So, you’re comfortable with treating PTSD, but are you comfortable with treating and addressing Racial- Trauma or race-based stressor with the clients you serve? Has the topic of racial trauma or the way in which you discuss race-based trauma or stressors ever come up within your therapy practice? Often, we believe that because an issue does not show up in the therapy room, it’s an indicator that it’s a non-issue. When it comes to issues of race and color, processing stress or trauma induced by race may require a different type of theoretical framework. This training provides a wider perceptual lens to which clinicians can rethink, adjust, and pivot (RAP™) the way they have been providing therapy. It will also challenge clinicians to face barriers that stand in the way of their ability to confidently process and talk about hot topic issues, with clients of color. It will question the notion of “therapy as usual” and empower clinicians to face their own biases, challenge external judgements, and explore ways to validate and hold space for clients experiencing race-based distress or pain. This training will explore the use of different assessment tools that may assist clinicians gathering information about racial stressors, specifically. This training will also provide ways to mitigate countertransference, guilt, and other unpleasant emotions that may arise as a result of working with individuals who have a history of racial trauma/stress.
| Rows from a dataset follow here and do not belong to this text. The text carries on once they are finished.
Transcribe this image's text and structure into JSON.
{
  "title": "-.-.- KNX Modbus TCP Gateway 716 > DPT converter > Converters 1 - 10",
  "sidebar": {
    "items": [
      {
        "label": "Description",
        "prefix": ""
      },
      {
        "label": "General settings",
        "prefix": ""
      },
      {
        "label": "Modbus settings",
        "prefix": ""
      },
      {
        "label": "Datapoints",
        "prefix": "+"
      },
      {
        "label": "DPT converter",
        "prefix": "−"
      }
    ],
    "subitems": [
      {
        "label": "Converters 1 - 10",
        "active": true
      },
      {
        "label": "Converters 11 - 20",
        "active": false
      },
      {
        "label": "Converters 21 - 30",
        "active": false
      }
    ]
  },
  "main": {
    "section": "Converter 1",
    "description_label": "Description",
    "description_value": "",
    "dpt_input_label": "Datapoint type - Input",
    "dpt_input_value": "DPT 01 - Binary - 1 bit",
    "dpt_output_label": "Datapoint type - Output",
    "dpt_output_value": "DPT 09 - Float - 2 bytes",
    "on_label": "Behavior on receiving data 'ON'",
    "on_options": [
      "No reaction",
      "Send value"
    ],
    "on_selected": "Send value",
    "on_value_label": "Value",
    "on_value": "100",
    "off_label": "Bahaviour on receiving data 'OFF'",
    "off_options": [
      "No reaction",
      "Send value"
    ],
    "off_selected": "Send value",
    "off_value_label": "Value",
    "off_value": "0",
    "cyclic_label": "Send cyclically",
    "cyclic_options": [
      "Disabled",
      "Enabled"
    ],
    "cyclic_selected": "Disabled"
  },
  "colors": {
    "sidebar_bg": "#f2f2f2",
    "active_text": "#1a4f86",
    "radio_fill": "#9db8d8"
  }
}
It is the intent of this training to provide a framework and equip clinicians with the knowledge to help clients identify and label sources of race-based stress, support vulnerability, and work through to move past racial trauma(s) and/or race-based stressors.
1. List two assessments tools that measure racial trauma and how these tools can be beneficial when working with closed or resistant clients.
2. Explain how the experience of traumatic racial encounters may go undiagnosed, unaddressed, or unidentified.
3. Describe 2 techniques that clinicians can implement to help address challenges with transference and counter transference.
4. List 2 historical factors that contribute to the experience of racial trauma and or race-based stressors
5. Describe self-limiting beliefs that make it difficult to discuss issues of race and racial trauma within the therapy setting
6. List 3 factors that contribute to unidentified trauma
7. Identify differential diagnosis DSM-V-TR diagnostic criteria of PTSD, stress related disorders and other
Implementing practical applications and clinical approaches (by sections)
1. Understanding the why (Getting comfortable)
2. The history
3. Addressing oppression and client resistance
4. Impacts of race related issues as a therapist (Self-work & Reflection)
5. Engagement between the therapist and client
6. Assessments and tools
7. Case scenarios and practical applications
Cortina Peters aka The Girlfriend Therapist TM, is an EMDR trained Licensed Mental Health Counselor who specialized in Sex
therapy, International Life Coach, Best Selling Author, Motivational Strategist, and Mentor who motivates people to win every area of their life. She completed both her Master’s in Mental Health Counseling and her Bachelor’s in Psychology at Nova Southeastern University. She also holds a certificate in Women’s Entrepreneurship from Cornell University. Cortina is a current Ph.D. student, studying Clinical Sexology.
Cortina started her career in the field of sexual health education and overall wellness over 20 years ago. She has been providing professional counseling services since 2009. She is dually licensed in Florida and Georgia. In 2020, she was nominated as the first black president-elect for the Mental Health Counselors of Central Florida, which covers Lake, Orange, Osceola, and Seminole county.
As The Girlfriend TherapistTM, she helps to dispel the myths of what it means to see a therapist. She has received numerous awards and has been recognized by professional peers, colleagues, and community organizations as a result of the positive work she has done with her patients, clients, and community. Her experience ranges from providing individual counseling sessions to speaking on conference stages in front of large audiences. Be it big or small, she motivates all.